  4. Complete the function function unmaskChar(source, c) so that it returns a string indicating where the character c occurs in the string source. The returned string should be the same length as source and consisting of c and MASK_CHAR (a globally defined symbolic constant) with c in the all the places where it occurs in source and MASK_CHAR in all the other positions. Examples:

     > unmaskChar('loop', 'o')
     > unmaskChar('Alphabet', 'a')    // case sensitive!

    (Hint: you may want to base your solution on the code for the mask function from the previous homework which is supplied for you near the bottom of the hw4.js file. The major addition you need is an if/else in the body of the loop.)

  5. Complete the function mesh(masked1, masked2) so that it returns a new string that is the same length as masked1 which consists of the combined revealed symbols in the two strings. In other words, if the two strings were “lined up” as in:


    the result would be:


    The idea is that combined with a prudent use of unmaskChar, mesh can help you implement the word-guessing game by revealing newly guessed letters. Examples:

     > mesh('*pp**', '***le')
     > mesh('*pple', 'A****')

    The next set of problems require writing small REPLs that will be helpful for building our guessing games.

  6. Complete promptAlphaChar(message) so that it repeatedly prompts the user with the message until the user enters a single alphabetic character in which case it returns that character or the user “quits” in which case it returns null. Quitting is defined by canceling the prompt or entering an empty string and then confirming that the user wishes to quit. This function is mostly completed for you.

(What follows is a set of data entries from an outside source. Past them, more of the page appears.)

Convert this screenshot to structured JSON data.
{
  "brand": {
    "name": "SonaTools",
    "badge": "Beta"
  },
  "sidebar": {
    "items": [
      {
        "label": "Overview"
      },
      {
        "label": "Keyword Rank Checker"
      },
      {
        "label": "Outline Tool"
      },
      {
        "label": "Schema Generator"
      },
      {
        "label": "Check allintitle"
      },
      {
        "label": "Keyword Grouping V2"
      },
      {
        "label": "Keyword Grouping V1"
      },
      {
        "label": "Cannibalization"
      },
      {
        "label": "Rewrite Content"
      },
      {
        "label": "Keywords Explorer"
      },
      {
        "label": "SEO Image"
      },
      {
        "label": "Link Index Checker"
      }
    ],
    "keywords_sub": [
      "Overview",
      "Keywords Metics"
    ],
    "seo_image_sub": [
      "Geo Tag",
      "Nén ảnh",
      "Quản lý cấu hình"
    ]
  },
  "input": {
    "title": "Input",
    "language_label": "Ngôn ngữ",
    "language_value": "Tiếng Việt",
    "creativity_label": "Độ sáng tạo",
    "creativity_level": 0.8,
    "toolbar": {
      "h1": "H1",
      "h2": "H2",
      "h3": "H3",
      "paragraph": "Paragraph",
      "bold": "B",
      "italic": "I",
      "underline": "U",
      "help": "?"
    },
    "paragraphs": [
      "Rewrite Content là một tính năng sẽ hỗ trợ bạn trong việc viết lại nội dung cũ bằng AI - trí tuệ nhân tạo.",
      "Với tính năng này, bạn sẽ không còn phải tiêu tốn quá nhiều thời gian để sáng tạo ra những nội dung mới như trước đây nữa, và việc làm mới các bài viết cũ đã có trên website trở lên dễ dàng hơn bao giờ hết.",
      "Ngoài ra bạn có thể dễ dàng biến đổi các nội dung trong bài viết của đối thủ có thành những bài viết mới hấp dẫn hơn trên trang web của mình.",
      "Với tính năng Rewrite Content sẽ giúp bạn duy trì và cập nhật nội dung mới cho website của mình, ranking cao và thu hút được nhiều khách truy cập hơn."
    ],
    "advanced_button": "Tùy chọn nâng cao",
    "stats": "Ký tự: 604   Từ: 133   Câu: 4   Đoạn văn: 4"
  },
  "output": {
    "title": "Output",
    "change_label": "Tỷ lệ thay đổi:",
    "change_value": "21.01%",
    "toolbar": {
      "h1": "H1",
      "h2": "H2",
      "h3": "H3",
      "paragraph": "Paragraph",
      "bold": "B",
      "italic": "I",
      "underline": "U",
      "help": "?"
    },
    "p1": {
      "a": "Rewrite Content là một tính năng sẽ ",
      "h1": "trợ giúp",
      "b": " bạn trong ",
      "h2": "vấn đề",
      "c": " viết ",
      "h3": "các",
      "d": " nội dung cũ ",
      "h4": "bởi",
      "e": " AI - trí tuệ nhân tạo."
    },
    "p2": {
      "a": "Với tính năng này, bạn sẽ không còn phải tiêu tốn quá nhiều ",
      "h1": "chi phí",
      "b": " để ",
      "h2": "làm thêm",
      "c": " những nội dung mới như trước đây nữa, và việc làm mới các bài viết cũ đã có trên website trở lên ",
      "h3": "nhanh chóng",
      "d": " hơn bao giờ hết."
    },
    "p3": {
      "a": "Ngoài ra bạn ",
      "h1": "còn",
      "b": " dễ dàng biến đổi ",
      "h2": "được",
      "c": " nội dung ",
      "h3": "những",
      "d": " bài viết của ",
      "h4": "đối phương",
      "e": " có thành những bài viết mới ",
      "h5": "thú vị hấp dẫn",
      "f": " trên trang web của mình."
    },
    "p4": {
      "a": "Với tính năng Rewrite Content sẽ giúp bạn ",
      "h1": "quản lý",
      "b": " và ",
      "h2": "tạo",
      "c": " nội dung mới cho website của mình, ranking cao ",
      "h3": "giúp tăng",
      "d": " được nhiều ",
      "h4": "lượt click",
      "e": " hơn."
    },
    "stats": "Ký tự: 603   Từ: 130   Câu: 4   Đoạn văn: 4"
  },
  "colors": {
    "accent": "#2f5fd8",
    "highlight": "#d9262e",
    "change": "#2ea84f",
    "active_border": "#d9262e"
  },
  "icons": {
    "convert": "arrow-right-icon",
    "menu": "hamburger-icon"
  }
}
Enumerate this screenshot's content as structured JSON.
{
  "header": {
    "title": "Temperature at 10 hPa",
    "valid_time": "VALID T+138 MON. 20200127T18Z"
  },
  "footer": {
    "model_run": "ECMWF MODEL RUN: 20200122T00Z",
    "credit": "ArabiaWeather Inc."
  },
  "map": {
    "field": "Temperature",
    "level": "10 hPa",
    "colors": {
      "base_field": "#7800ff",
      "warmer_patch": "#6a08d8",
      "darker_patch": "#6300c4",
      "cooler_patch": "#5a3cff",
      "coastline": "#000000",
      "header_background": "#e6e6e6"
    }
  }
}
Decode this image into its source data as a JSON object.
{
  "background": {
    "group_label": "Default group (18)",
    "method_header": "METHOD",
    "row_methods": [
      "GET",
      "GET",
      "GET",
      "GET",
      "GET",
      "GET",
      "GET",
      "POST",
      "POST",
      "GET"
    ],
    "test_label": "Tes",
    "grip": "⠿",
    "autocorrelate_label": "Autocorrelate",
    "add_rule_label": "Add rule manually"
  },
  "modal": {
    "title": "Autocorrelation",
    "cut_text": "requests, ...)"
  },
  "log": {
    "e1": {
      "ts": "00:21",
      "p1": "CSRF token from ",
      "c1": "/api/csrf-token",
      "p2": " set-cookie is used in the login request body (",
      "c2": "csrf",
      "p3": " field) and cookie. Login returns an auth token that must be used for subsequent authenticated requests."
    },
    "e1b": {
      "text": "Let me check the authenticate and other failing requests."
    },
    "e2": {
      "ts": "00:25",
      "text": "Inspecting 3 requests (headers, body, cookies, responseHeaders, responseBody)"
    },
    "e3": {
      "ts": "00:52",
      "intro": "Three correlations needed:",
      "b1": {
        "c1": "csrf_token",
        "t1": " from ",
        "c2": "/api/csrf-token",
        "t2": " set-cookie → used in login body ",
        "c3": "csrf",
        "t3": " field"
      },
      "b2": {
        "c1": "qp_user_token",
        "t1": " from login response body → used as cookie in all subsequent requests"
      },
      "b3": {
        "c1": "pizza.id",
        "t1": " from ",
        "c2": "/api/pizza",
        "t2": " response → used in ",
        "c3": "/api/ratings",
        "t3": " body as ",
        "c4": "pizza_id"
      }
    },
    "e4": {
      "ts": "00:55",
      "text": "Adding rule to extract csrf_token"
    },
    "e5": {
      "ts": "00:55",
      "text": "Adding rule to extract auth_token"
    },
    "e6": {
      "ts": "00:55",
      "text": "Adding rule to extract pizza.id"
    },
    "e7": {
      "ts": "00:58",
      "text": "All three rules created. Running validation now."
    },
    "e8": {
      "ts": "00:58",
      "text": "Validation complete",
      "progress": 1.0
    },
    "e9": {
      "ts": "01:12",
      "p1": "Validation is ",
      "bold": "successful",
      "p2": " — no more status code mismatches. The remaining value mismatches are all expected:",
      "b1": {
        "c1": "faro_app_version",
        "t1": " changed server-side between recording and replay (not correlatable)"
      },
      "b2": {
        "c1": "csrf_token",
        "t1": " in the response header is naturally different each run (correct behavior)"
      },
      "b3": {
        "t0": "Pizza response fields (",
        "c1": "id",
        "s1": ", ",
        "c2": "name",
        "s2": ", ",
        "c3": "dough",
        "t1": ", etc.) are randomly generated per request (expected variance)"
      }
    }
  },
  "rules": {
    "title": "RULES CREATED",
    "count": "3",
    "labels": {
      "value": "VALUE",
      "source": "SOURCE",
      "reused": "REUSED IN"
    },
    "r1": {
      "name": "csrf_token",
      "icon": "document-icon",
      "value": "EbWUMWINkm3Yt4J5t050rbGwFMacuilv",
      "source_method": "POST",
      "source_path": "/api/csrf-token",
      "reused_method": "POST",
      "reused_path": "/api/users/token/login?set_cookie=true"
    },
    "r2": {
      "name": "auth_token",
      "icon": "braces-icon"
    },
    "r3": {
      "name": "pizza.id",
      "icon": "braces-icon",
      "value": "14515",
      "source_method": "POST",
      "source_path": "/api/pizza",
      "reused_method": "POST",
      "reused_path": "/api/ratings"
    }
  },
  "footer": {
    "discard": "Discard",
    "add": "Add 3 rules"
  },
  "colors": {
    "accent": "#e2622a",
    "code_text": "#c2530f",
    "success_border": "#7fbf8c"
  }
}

  7. Complete promptAlpha(message) so that it does the same thing as promptAlphaChar except that it accepts arbitrary length alphabetic strings instead of just single letters. It should require only minor variations from the solution to the previous problem.

  8. Complete getValidInteger(low, high) so that it repeatedly prompts the user for a number in that range (inclusive for low, and exclusive for high) until the user enters a valid integer in that range, then it returns that integer. As with the previous two problems, canceling or clicking Ok without entering any text in the prompt box should confirm with the user if they want to quit, and, if so, return null.

    The games themselves.

  9. Complete humanGuesses(low, high) so that it plays the first guessing game described near the start of this document. Use randomRange and getValidInteger. Follow the model of the solution.

  10. Complete wordmask() so that it plays the second guessing game described near the start of this document (our version of “hangman”). Use promptAlpha, promptAlphaChar, has, unmaskChar, and mesh. You are welcome to use the supplied mask and countOccurrences. Follow the model of the solution.

Restrictions and requirements

Any of your functions that return values should have a single return statement as the last statement within the body of the function.

Only problems 6-10 should use prompt, confirm or alert.

If you are not sure if you can use a specific construct or operation, just ask.

To experiment more directly with my solutions, you can open up on a console while viewing this page and try examples such as:

 > isAlphaChar('x')
 > isAlpha('Hello world!')
 > has('Apple', 'p')
 > unmaskChar('wow', 'w')
 > mesh('***put*r', 'c*****er')
 > promptAlphaChar('Enter a letter: ')
 > promptAlpha('Enter a word: ')
 > getValidInteget(20, 30)
 > humanGuesses();
 > wordmask(30, 40);